BUSINESSDESK: New Zealand's corporate tax-take is set to beat expectations this year as the government reaps more from Portfolio Investment Entities than anticipated, though it faces mounting insurance liabilities from its Accident Compensation Corporation scheme.
The Crown took in $50.54 billion in tax in the 11 months ended May 31, beating the Treasury's forecast $49.87 billion and helping lead to a smaller operating deficit before gains and losses of $5.91 billion than the $7.04 billion forecast.
Core spending was 0.7% below forecast at $61.97 billion.
The bigger revenue stream came from the government's corporate tax base beating forecasts by 5.1%, with net terminal tax assessments and PIE tax $200 million ahead of expectations.

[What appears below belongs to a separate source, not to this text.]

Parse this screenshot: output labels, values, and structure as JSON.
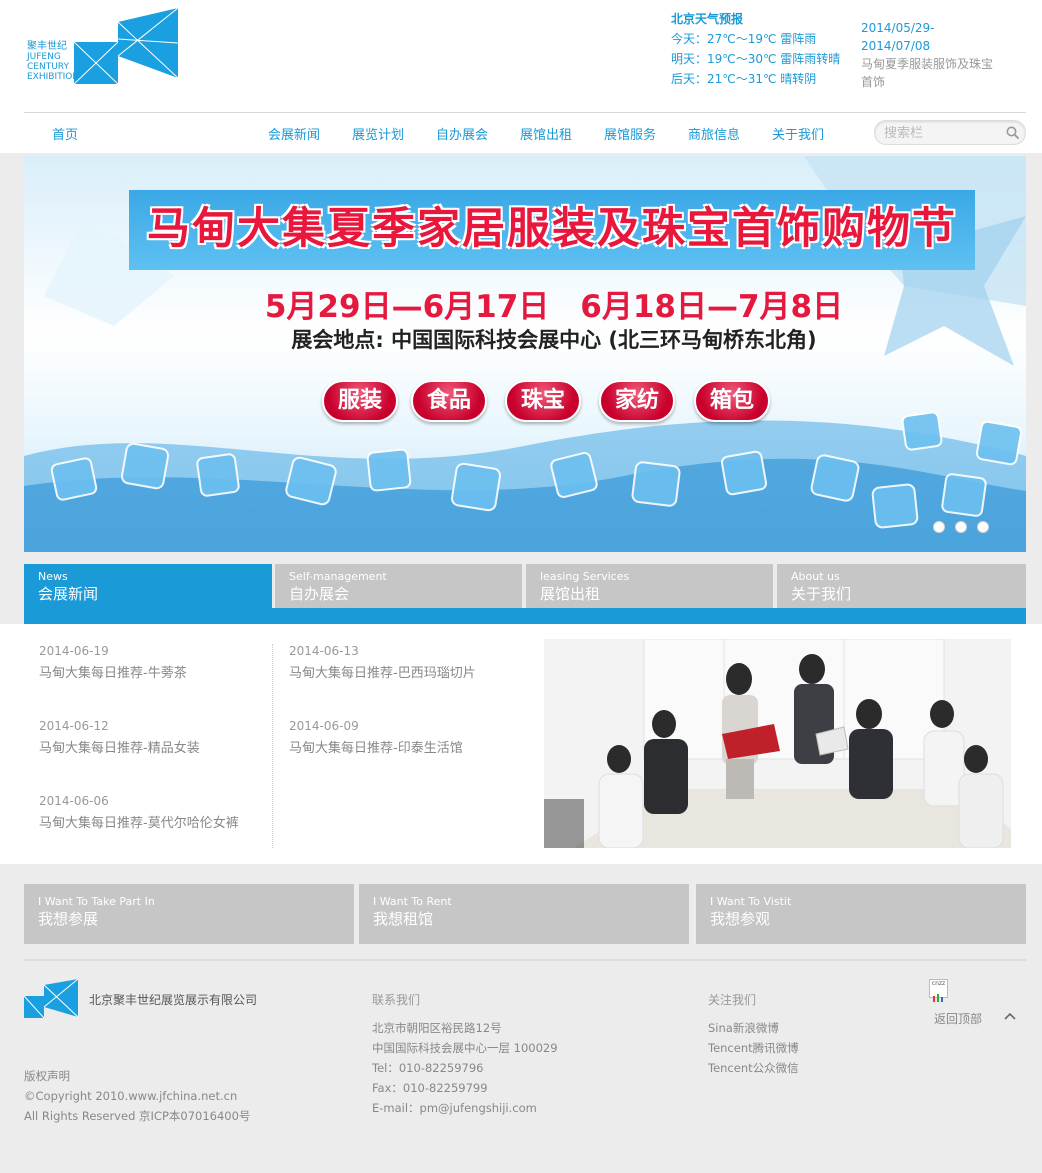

"This is encouraging, but the global environment remains uncertain, leading to a number of fluctuations in the tax take from month to month," Finance Minister Bill English said.
"This month’s accounts continue to be better than forecast, due to ongoing spending discipline and better than expected GST and corporate results."
Still, the Crown's operating deficit was 8.1% worse than anticipated at $10.94 billion, with ACC actuarial losses twice expectations at $3.35 billion, "due to a decrease in the discount rate used to calculate the present value of expected claims payments".
That takes ACC's insurance liability to $31.23 billion, 5.7% worse than expected.
Last month, ACC Minister Judith Collins announced plans to focus on rebuilding the public confidence in the accident insurer and transition away from its clampdown on approving claims.
The shift came after a privacy breach scandal enveloped the agency and forced a boardroom clean-out as well as the resignation of former ACC Minister Nick Smith from Cabinet.
The government's operating balance is set to deteriorate by a further $1.8 billion after the government's restructure of KiwiRail, though because the announcement came after the balance date it hasn't been accounted for in the latest accounts.
Before the KiwiRail restructure, the Treasury forecast a full-year operating deficit of $10.64 billion.
The government's net debt was $987 million less than expected at $49.65 billion, or 24.6% of gross domestic product, due to a smaller cash deficit as at May 31.